The last couple of mornings, I have found myself reduced to tears for people, mothers, fathers, and especially children, that I have never met.
Part of my usual morning routine is to watch the news while I eat breakfast and wait for Miss T to wake up. I like the morning news because it is "softer", its not nearly so depressing and violent and after each segment of tough news, a lighter fluff piece follows, evening everything out. That's how I like it, to be somewhat aware, but not truly affected, because then I would have to do something. (I know, extremely selfish right?)
The last couple of days have been different. The news pieces on the famine in Somalia have had a lasting impression on me. The worst drought in 60 years, a lack of government in a country at civil war with itself for 20 years, and interruption of international aid by Islamic militants have combined to put millions of people in jeopardy. They have fled their homes, searching for food, assistance, a way out. Mothers are dying, and when they do, their babies no longer have the option to nurse. There was a story of one little toddler, not much older than T. His family was able to get him to a medical provider. At two years old, he weighed 6 pounds. He was one of the few lucky ones. If he can continue to get the nourishment he needs, he will live. That's a big "IF".
The instability in an area known as the most dangerous place on Earth prevents international relief agencies from getting in. It also prevents media groups from providing information to the rest of the world and so the cries of hunger go unheard. Militants have forced out relief providers because they weren't Islamic. Reporters that do venture into this war savaged, desperate land are on the lookout for IED's and fire from AK-47s. In spite of all this, it appears that some help is getting through. The US has reduced restrictions on providing aid to areas under al-Qaeda influence, allowing non-government organizations international relief funding. However, that funding comes with restrictions and lots of red tape. Direct charitable contributions have the greatest possibility of providing help - that's us. I feel not just called, but impelled to make a contribution. But, just making a contribution isn't enough. I can't just send a check, (the American way, huh?), and go back to sleeping at night. That's why I'm sharing this post.
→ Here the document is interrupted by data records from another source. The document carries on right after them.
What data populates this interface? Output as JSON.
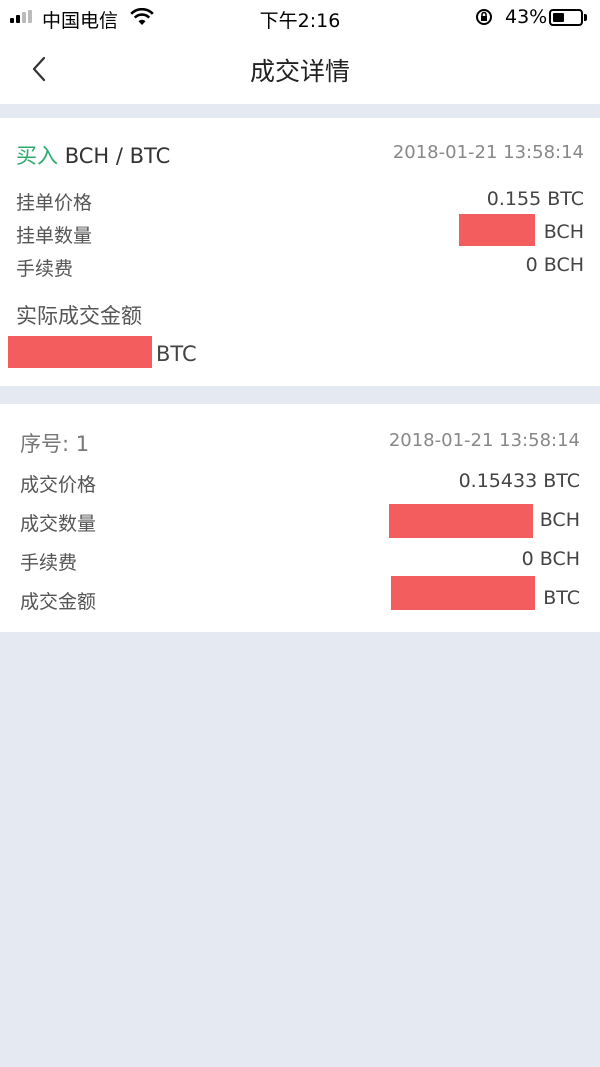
{
  "status_bar": {
    "carrier": "中国电信",
    "time": "下午2:16",
    "battery_percent_text": "43%",
    "battery_level": 0.43
  },
  "nav": {
    "title": "成交详情",
    "back_icon": "chevron-left-icon"
  },
  "order": {
    "side": "买入",
    "pair": "BCH / BTC",
    "time": "2018-01-21 13:58:14",
    "rows": [
      {
        "label": "挂单价格",
        "value": "0.155 BTC"
      },
      {
        "label": "挂单数量",
        "unit": "BCH"
      },
      {
        "label": "手续费",
        "value": "0 BCH"
      }
    ],
    "actual_amount_label": "实际成交金额",
    "actual_amount_unit": "BTC"
  },
  "trade": {
    "serial_label": "序号: 1",
    "time": "2018-01-21 13:58:14",
    "rows": [
      {
        "label": "成交价格",
        "value": "0.15433 BTC"
      },
      {
        "label": "成交数量",
        "unit": "BCH"
      },
      {
        "label": "手续费",
        "value": "0 BCH"
      },
      {
        "label": "成交金额",
        "unit": "BTC"
      }
    ]
  },
  "colors": {
    "buy_green": "#2daa6a",
    "redaction_red": "#f45d5d",
    "background": "#e5e9f2"
  }
}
What can you do? I was eating breakfast while I watch a news report on people starving. I was eating a vegetarian breakfast sandwich because I can afford to turn down an entire food group. How ridiculous is that? This link provides a listing of nearly 50 organizations that are providing help to Somalia, as well as Kenya and Ethiopia. The organizations range from the Red Cross, to Action Against Hunger, to Christian, Catholic, Jewish, and Islamic relief agencies.
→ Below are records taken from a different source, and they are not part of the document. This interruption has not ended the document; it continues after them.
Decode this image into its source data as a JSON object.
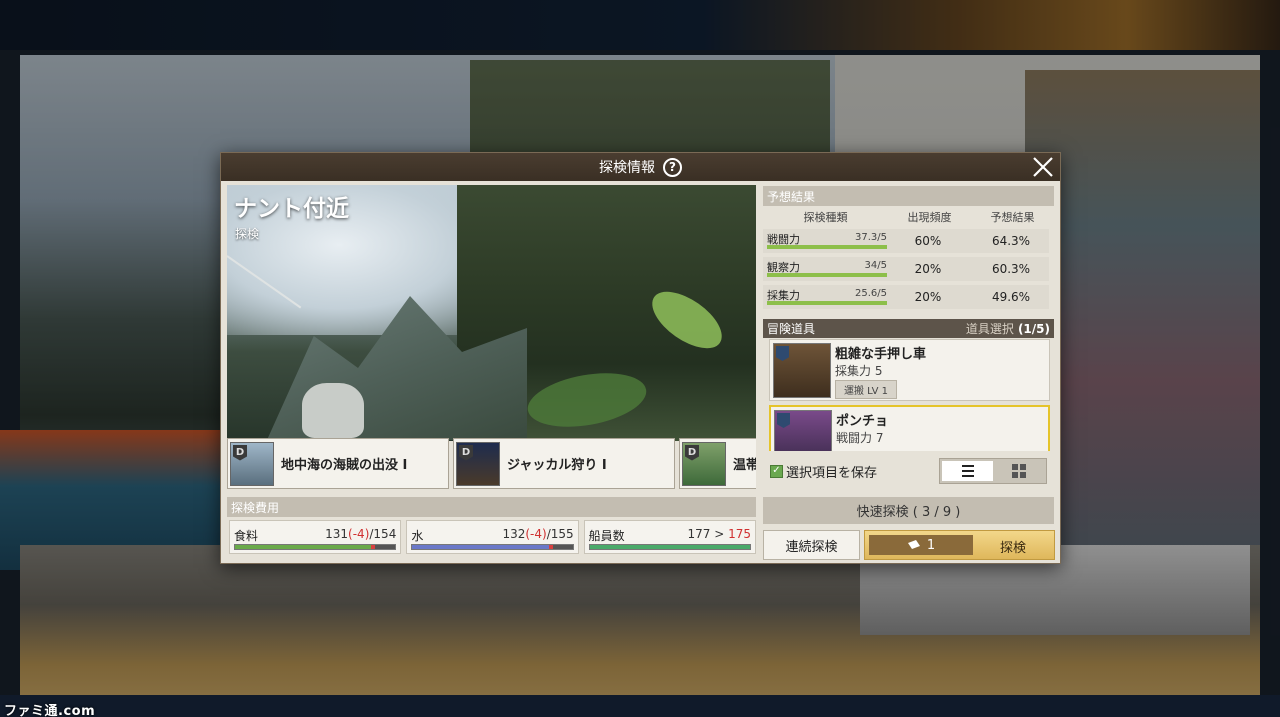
{
  "dialog": {
    "title": "探検情報",
    "help_icon": "question-circle-icon",
    "close_icon": "close-x-icon"
  },
  "scene": {
    "location": "ナント付近",
    "type": "探検"
  },
  "quests": [
    {
      "rank": "D",
      "label": "地中海の海賊の出没 I"
    },
    {
      "rank": "D",
      "label": "ジャッカル狩り I"
    },
    {
      "rank": "D",
      "label": "温帯"
    }
  ],
  "cost": {
    "header": "探検費用",
    "food": {
      "label": "食料",
      "current": "131",
      "delta": "(-4)",
      "max": "/154",
      "fraction": 0.85,
      "used_fraction": 0.026,
      "color": "#6aaa4a"
    },
    "water": {
      "label": "水",
      "current": "132",
      "delta": "(-4)",
      "max": "/155",
      "fraction": 0.85,
      "used_fraction": 0.026,
      "color": "#6a78c8"
    },
    "crew": {
      "label": "船員数",
      "text": "177 >",
      "next": "175",
      "fraction": 1.0,
      "color": "#4aaa6a"
    }
  },
  "prediction": {
    "header": "予想結果",
    "columns": [
      "探検種類",
      "出現頻度",
      "予想結果"
    ],
    "rows": [
      {
        "name": "戦闘力",
        "score": "37.3/5",
        "freq": "60%",
        "result": "64.3%"
      },
      {
        "name": "観察力",
        "score": "34/5",
        "freq": "20%",
        "result": "60.3%"
      },
      {
        "name": "採集力",
        "score": "25.6/5",
        "freq": "20%",
        "result": "49.6%"
      }
    ]
  },
  "items": {
    "header": "冒険道具",
    "select_label": "道具選択",
    "select_count": "(1/5)",
    "list": [
      {
        "name": "粗雑な手押し車",
        "stat": "採集力 5",
        "tag": "運搬 LV 1"
      },
      {
        "name": "ポンチョ",
        "stat": "戦闘力 7",
        "tag": ""
      }
    ]
  },
  "save_option": {
    "label": "選択項目を保存",
    "checked": true
  },
  "view_toggle": {
    "list_icon": "list-view-icon",
    "grid_icon": "grid-view-icon",
    "active": "list"
  },
  "quick": {
    "label": "快速探検 ( 3 / 9 )"
  },
  "buttons": {
    "continuous": "連続探検",
    "ticket_icon": "ticket-icon",
    "ticket_count": "1",
    "explore": "探検"
  },
  "watermark": "ファミ通.com"
}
Think about what you can give. Think about it over your next lunch that you purchase from the sandwich shop down the street. Think about it over dinner tonight with your family or friends. Think about it over that extra appetizer that you ordered and now wish you hadn't because you are so stuffed you can barely move. Be thankful for what you have. Everyday, every meal, be thankful that you have choices of foods to eat, that you can walk down the aisles of an overly air conditioned grocery store and see rows and rows of brightly colored boxes on the shelves. Even if you can't afford all the food items you want, be thankful that your government (as distressing as it can be at times) cares for its people and provides food for those who can't afford it. Personally, we were one of those families who received assistance for food when I was a kid. I sometimes joke about the block of "government cheese" that we used to get and had to slice ourselves. I am so thankful for that block of cheese.
As I started, I have no idea how to end. I'll leave you with these links to more information.